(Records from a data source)

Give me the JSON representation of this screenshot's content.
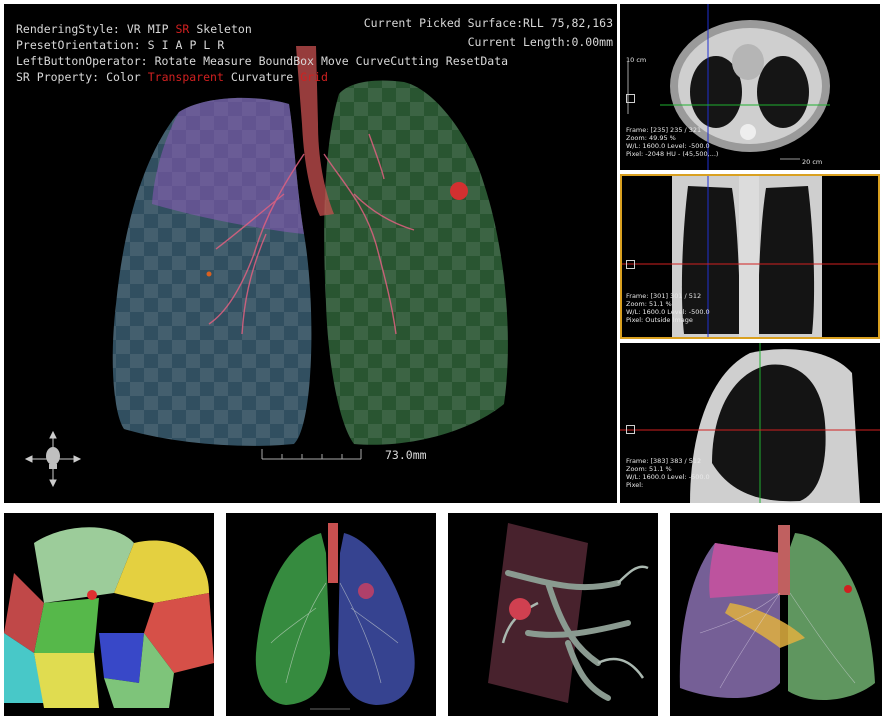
{
  "viewer": {
    "rendering_style": {
      "label": "RenderingStyle:",
      "options": [
        "VR",
        "MIP",
        "SR",
        "Skeleton"
      ],
      "active": "SR"
    },
    "preset_orientation": {
      "label": "PresetOrientation:",
      "options": [
        "S",
        "I",
        "A",
        "P",
        "L",
        "R"
      ]
    },
    "left_button_operator": {
      "label": "LeftButtonOperator:",
      "options": [
        "Rotate",
        "Measure",
        "BoundBox",
        "Move",
        "CurveCutting",
        "ResetData"
      ]
    },
    "sr_property": {
      "label": "SR Property:",
      "options": [
        "Color",
        "Transparent",
        "Curvature",
        "Grid"
      ],
      "active": [
        "Transparent",
        "Grid"
      ]
    },
    "picked_surface": "Current Picked Surface:RLL 75,82,163",
    "current_length": "Current Length:0.00mm",
    "scale_label": "73.0mm",
    "colors": {
      "overlay_text": "#d8d8d8",
      "active_option": "#d02020",
      "selected_border": "#d9a020"
    }
  },
  "slices": [
    {
      "view": "axial",
      "scale_label": "10 cm",
      "bottom_scale_label": "20 cm",
      "info": [
        "Frame: [235] 235 / 321",
        "Zoom: 49.95 %",
        "W/L: 1600.0 Level: -500.0",
        "Pixel: -2048 HU - (45,500,...)"
      ]
    },
    {
      "view": "coronal",
      "selected": true,
      "info": [
        "Frame: [301] 301 / 512",
        "Zoom: 51.1 %",
        "W/L: 1600.0 Level: -500.0",
        "Pixel: Outside Image"
      ]
    },
    {
      "view": "sagittal",
      "info": [
        "Frame: [383] 383 / 512",
        "Zoom: 51.1 %",
        "W/L: 1600.0 Level: -500.0",
        "Pixel:"
      ]
    }
  ],
  "thumbnails": [
    {
      "name": "lobe-segmentation"
    },
    {
      "name": "lungs-green-blue"
    },
    {
      "name": "vessel-tree-closeup"
    },
    {
      "name": "lungs-multicolor"
    }
  ]
}
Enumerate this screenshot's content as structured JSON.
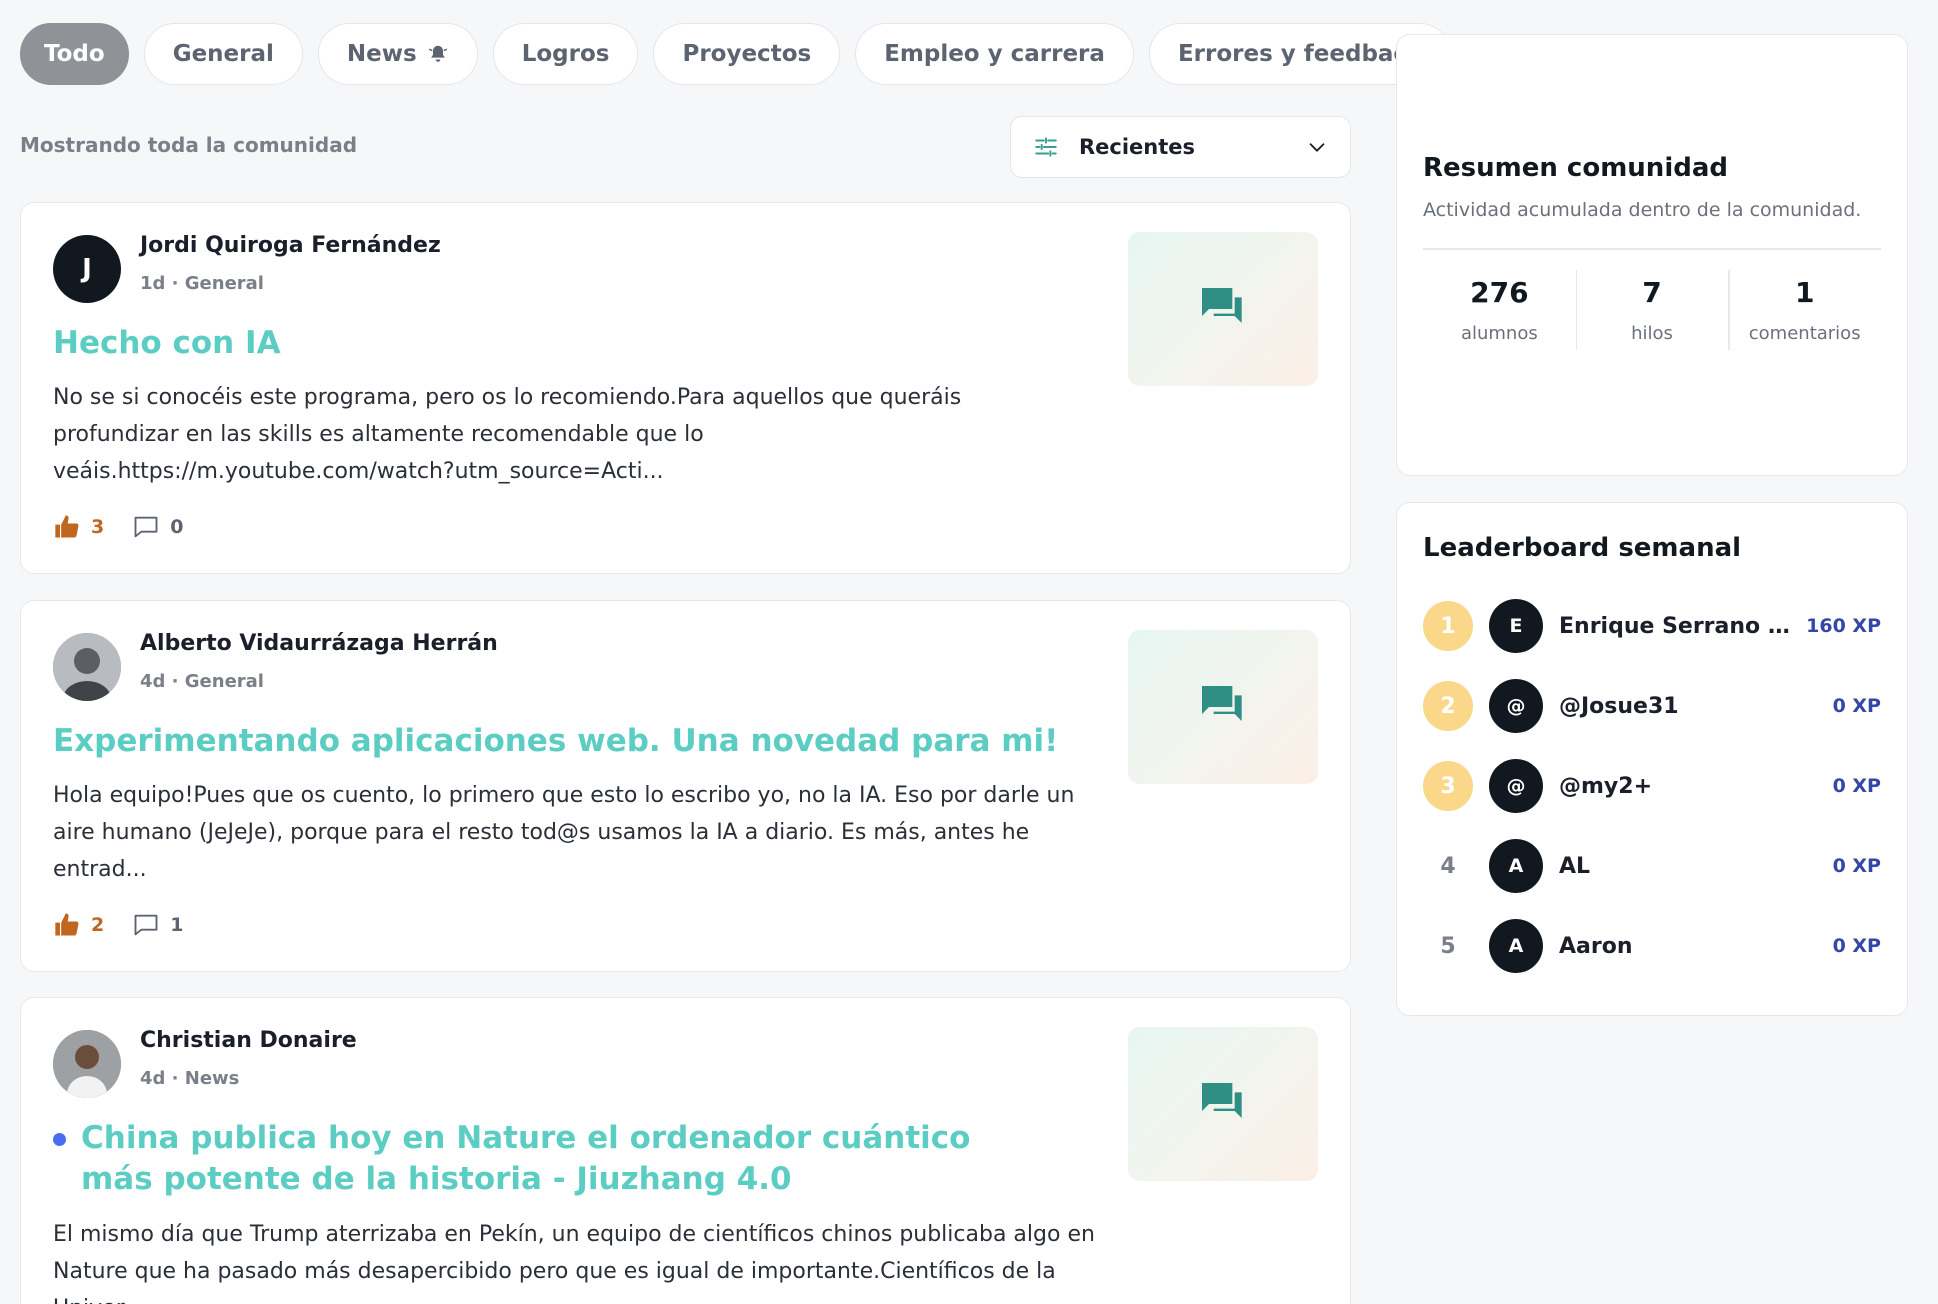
{
  "filters": [
    {
      "label": "Todo",
      "active": true
    },
    {
      "label": "General"
    },
    {
      "label": "News",
      "icon": "bell-icon"
    },
    {
      "label": "Logros"
    },
    {
      "label": "Proyectos"
    },
    {
      "label": "Empleo y carrera"
    },
    {
      "label": "Errores y feedback"
    }
  ],
  "subheader": {
    "showing": "Mostrando toda la comunidad",
    "sort_label": "Recientes"
  },
  "posts": [
    {
      "author": "Jordi Quiroga Fernández",
      "initial": "J",
      "meta": "1d · General",
      "title": "Hecho con IA",
      "excerpt": "No se si conocéis este programa, pero os lo recomiendo.Para aquellos que queráis profundizar en las skills es altamente recomendable que lo veáis.https://m.youtube.com/watch?utm_source=Acti...",
      "likes": "3",
      "comments": "0"
    },
    {
      "author": "Alberto Vidaurrázaga Herrán",
      "meta": "4d · General",
      "title": "Experimentando aplicaciones web. Una novedad para mi!",
      "excerpt": "Hola equipo!Pues que os cuento, lo primero que esto lo escribo yo, no la IA. Eso por darle un aire humano (JeJeJe), porque para el resto tod@s usamos la IA a diario. Es más, antes he entrad...",
      "likes": "2",
      "comments": "1"
    },
    {
      "author": "Christian Donaire",
      "meta": "4d · News",
      "title": "China publica hoy en Nature el ordenador cuántico más potente de la historia - Jiuzhang 4.0",
      "excerpt": "El mismo día que Trump aterrizaba en Pekín, un equipo de científicos chinos publicaba algo en Nature que ha pasado más desapercibido pero que es igual de importante.Científicos de la Univer..."
    }
  ],
  "summary": {
    "title": "Resumen comunidad",
    "subtitle": "Actividad acumulada dentro de la comunidad.",
    "stats": [
      {
        "value": "276",
        "label": "alumnos"
      },
      {
        "value": "7",
        "label": "hilos"
      },
      {
        "value": "1",
        "label": "comentarios"
      }
    ]
  },
  "leaderboard": {
    "title": "Leaderboard semanal",
    "entries": [
      {
        "rank": "1",
        "initial": "E",
        "name": "Enrique Serrano Ga...",
        "xp": "160 XP"
      },
      {
        "rank": "2",
        "initial": "@",
        "name": "@Josue31",
        "xp": "0 XP"
      },
      {
        "rank": "3",
        "initial": "@",
        "name": "@my2+",
        "xp": "0 XP"
      },
      {
        "rank": "4",
        "initial": "A",
        "name": "AL",
        "xp": "0 XP"
      },
      {
        "rank": "5",
        "initial": "A",
        "name": "Aaron",
        "xp": "0 XP"
      }
    ]
  },
  "colors": {
    "accent_title": "#5ccdc3",
    "like": "#c0661e",
    "xp": "#3446a8",
    "rank_badge": "#fbd889",
    "active_pill": "#8f9297"
  }
}
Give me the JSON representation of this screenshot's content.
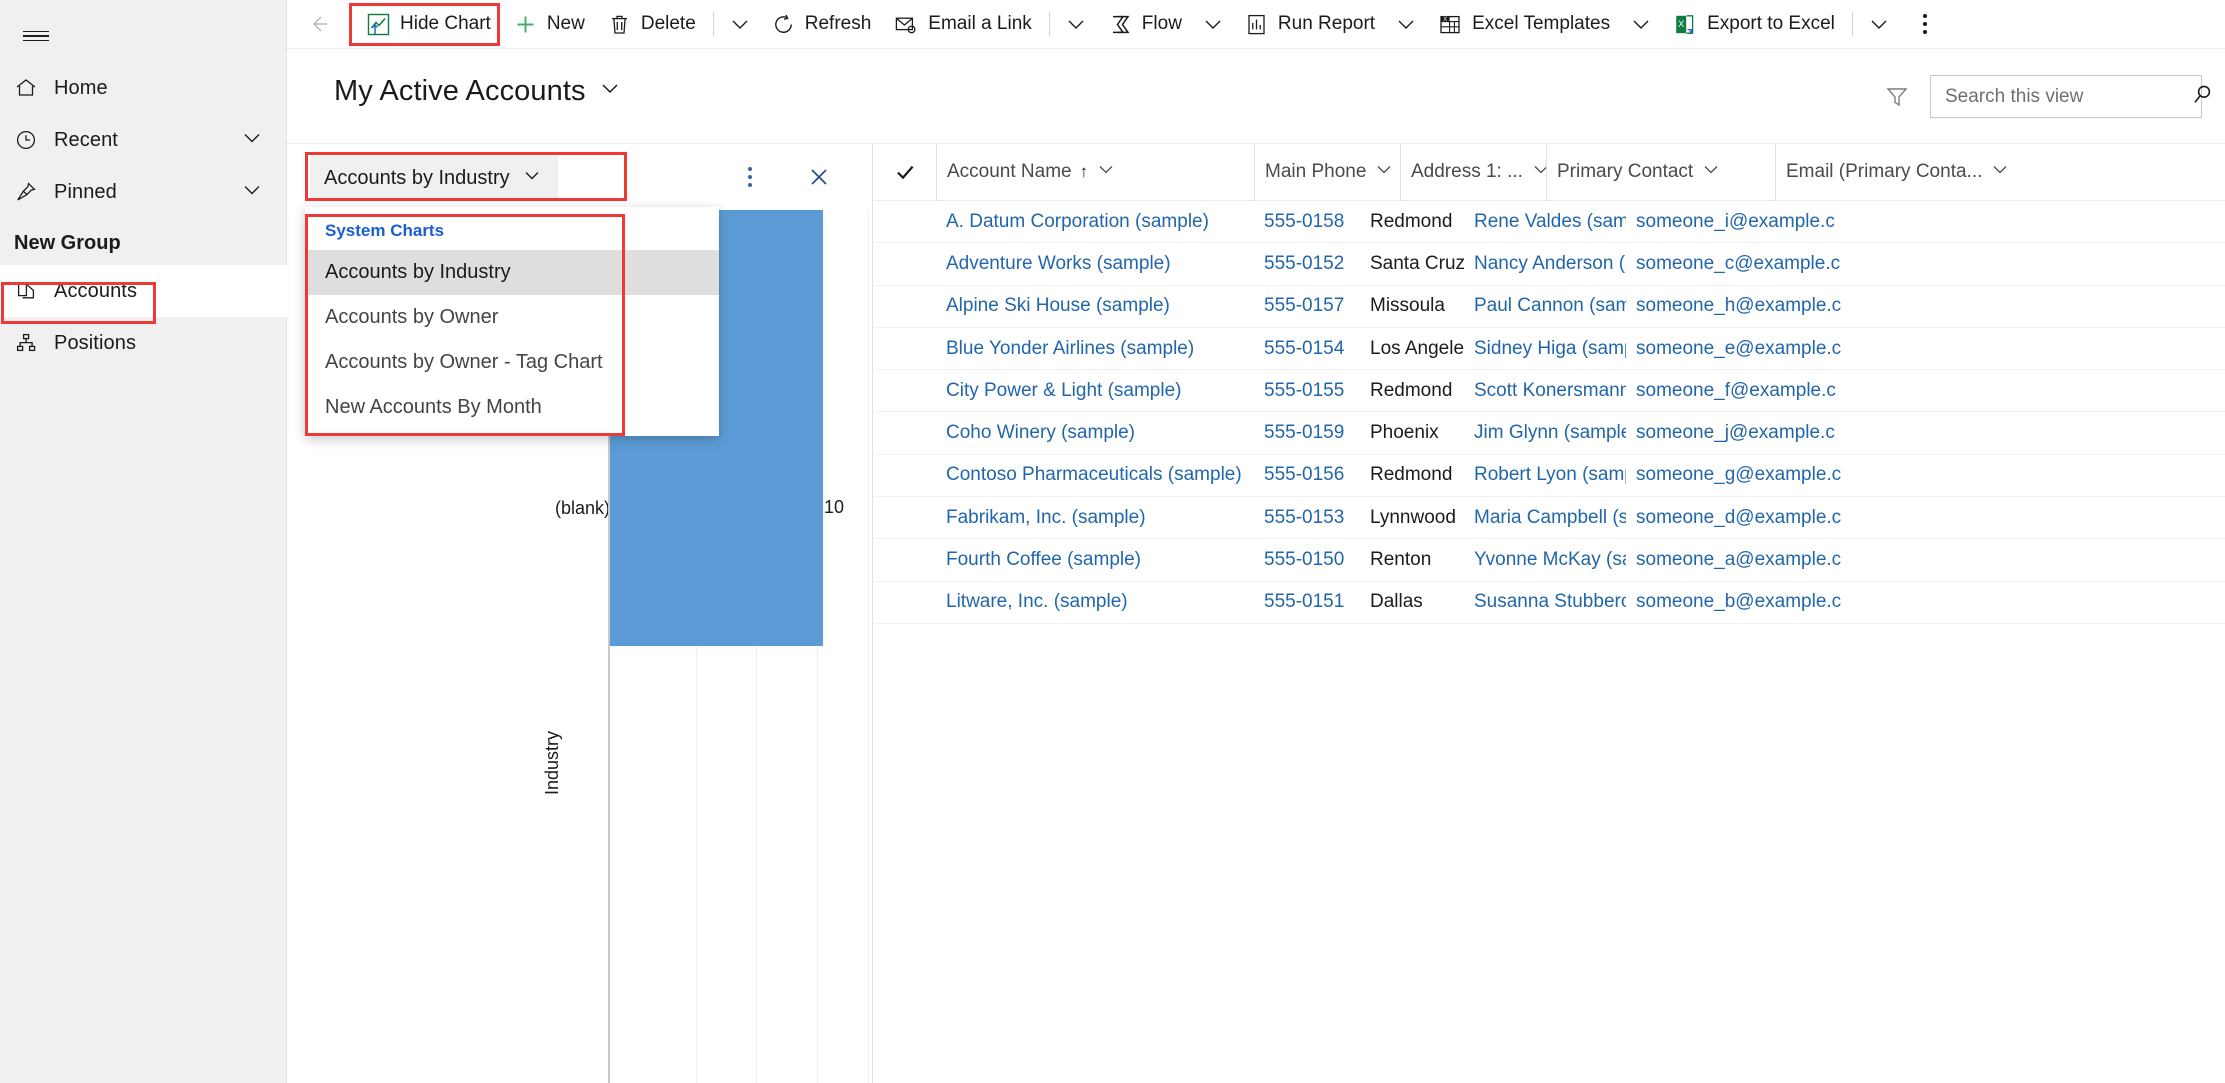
{
  "sidebar": {
    "menu_icon": "hamburger-icon",
    "items": [
      {
        "label": "Home",
        "icon": "home-icon",
        "chevron": false
      },
      {
        "label": "Recent",
        "icon": "clock-icon",
        "chevron": true
      },
      {
        "label": "Pinned",
        "icon": "pin-icon",
        "chevron": true
      }
    ],
    "group_label": "New Group",
    "entities": [
      {
        "label": "Accounts",
        "icon": "accounts-icon",
        "selected": true
      },
      {
        "label": "Positions",
        "icon": "positions-icon",
        "selected": false
      }
    ]
  },
  "commandbar": {
    "back_icon": "back-arrow-icon",
    "buttons": [
      {
        "label": "Hide Chart",
        "icon": "chart-icon",
        "caret": false,
        "highlighted": true
      },
      {
        "label": "New",
        "icon": "plus-icon",
        "caret": false
      },
      {
        "label": "Delete",
        "icon": "trash-icon",
        "caret": true
      },
      {
        "label": "Refresh",
        "icon": "refresh-icon",
        "caret": false
      },
      {
        "label": "Email a Link",
        "icon": "email-link-icon",
        "caret": true
      },
      {
        "label": "Flow",
        "icon": "flow-icon",
        "caret": true
      },
      {
        "label": "Run Report",
        "icon": "report-icon",
        "caret": true
      },
      {
        "label": "Excel Templates",
        "icon": "excel-template-icon",
        "caret": true
      },
      {
        "label": "Export to Excel",
        "icon": "excel-export-icon",
        "caret": true
      }
    ],
    "overflow_icon": "more-vertical-icon"
  },
  "viewheader": {
    "title": "My Active Accounts",
    "title_chevron_icon": "chevron-down-icon",
    "filter_icon": "filter-icon",
    "search": {
      "placeholder": "Search this view",
      "value": "",
      "icon": "search-icon"
    }
  },
  "chartpanel": {
    "selector_label": "Accounts by Industry",
    "selector_chevron_icon": "chevron-down-icon",
    "kebab_icon": "more-vertical-icon",
    "close_icon": "close-icon",
    "menu": {
      "section_label": "System Charts",
      "items": [
        {
          "label": "Accounts by Industry",
          "active": true
        },
        {
          "label": "Accounts by Owner",
          "active": false
        },
        {
          "label": "Accounts by Owner - Tag Chart",
          "active": false
        },
        {
          "label": "New Accounts By Month",
          "active": false
        }
      ]
    }
  },
  "chart_data": {
    "type": "bar",
    "orientation": "horizontal",
    "title": "",
    "categories": [
      "(blank)"
    ],
    "values": [
      10
    ],
    "value_labels": [
      "10"
    ],
    "xlabel": "",
    "ylabel": "Industry",
    "grid": true,
    "gridline_count": 5,
    "bar_color": "#5b9bd5",
    "legend": "none"
  },
  "grid": {
    "select_all_icon": "checkmark-icon",
    "columns": [
      {
        "label": "Account Name",
        "sorted": "asc",
        "sort_icon": "arrow-up-icon",
        "menu_icon": "chevron-down-icon"
      },
      {
        "label": "Main Phone",
        "sorted": "none",
        "menu_icon": "chevron-down-icon"
      },
      {
        "label": "Address 1: ...",
        "sorted": "none",
        "menu_icon": "chevron-down-icon"
      },
      {
        "label": "Primary Contact",
        "sorted": "none",
        "menu_icon": "chevron-down-icon"
      },
      {
        "label": "Email (Primary Conta...",
        "sorted": "none",
        "menu_icon": "chevron-down-icon"
      }
    ],
    "rows": [
      {
        "name": "A. Datum Corporation (sample)",
        "phone": "555-0158",
        "address": "Redmond",
        "contact": "Rene Valdes (sample)",
        "email": "someone_i@example.c"
      },
      {
        "name": "Adventure Works (sample)",
        "phone": "555-0152",
        "address": "Santa Cruz",
        "contact": "Nancy Anderson (samp",
        "email": "someone_c@example.c"
      },
      {
        "name": "Alpine Ski House (sample)",
        "phone": "555-0157",
        "address": "Missoula",
        "contact": "Paul Cannon (sample)..",
        "email": "someone_h@example.c"
      },
      {
        "name": "Blue Yonder Airlines (sample)",
        "phone": "555-0154",
        "address": "Los Angeles",
        "contact": "Sidney Higa (sample)",
        "email": "someone_e@example.c"
      },
      {
        "name": "City Power & Light (sample)",
        "phone": "555-0155",
        "address": "Redmond",
        "contact": "Scott Konersmann (sam",
        "email": "someone_f@example.c"
      },
      {
        "name": "Coho Winery (sample)",
        "phone": "555-0159",
        "address": "Phoenix",
        "contact": "Jim Glynn (sample)",
        "email": "someone_j@example.c"
      },
      {
        "name": "Contoso Pharmaceuticals (sample)",
        "phone": "555-0156",
        "address": "Redmond",
        "contact": "Robert Lyon (sample)",
        "email": "someone_g@example.c"
      },
      {
        "name": "Fabrikam, Inc. (sample)",
        "phone": "555-0153",
        "address": "Lynnwood",
        "contact": "Maria Campbell (sampl",
        "email": "someone_d@example.c"
      },
      {
        "name": "Fourth Coffee (sample)",
        "phone": "555-0150",
        "address": "Renton",
        "contact": "Yvonne McKay (sample",
        "email": "someone_a@example.c"
      },
      {
        "name": "Litware, Inc. (sample)",
        "phone": "555-0151",
        "address": "Dallas",
        "contact": "Susanna Stubberod (sa",
        "email": "someone_b@example.c"
      }
    ]
  },
  "colors": {
    "highlight": "#ee3a36",
    "bar": "#5b9bd5",
    "link": "#2266aa",
    "menu_section": "#1a5fd0"
  }
}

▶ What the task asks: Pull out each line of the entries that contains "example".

▶ Response:
        "email": "someone_i@example.c"
        "email": "someone_c@example.c"
        "email": "someone_h@example.c"
        "email": "someone_e@example.c"
        "email": "someone_f@example.c"
        "email": "someone_j@example.c"
        "email": "someone_g@example.c"
        "email": "someone_d@example.c"
        "email": "someone_a@example.c"
        "email": "someone_b@example.c"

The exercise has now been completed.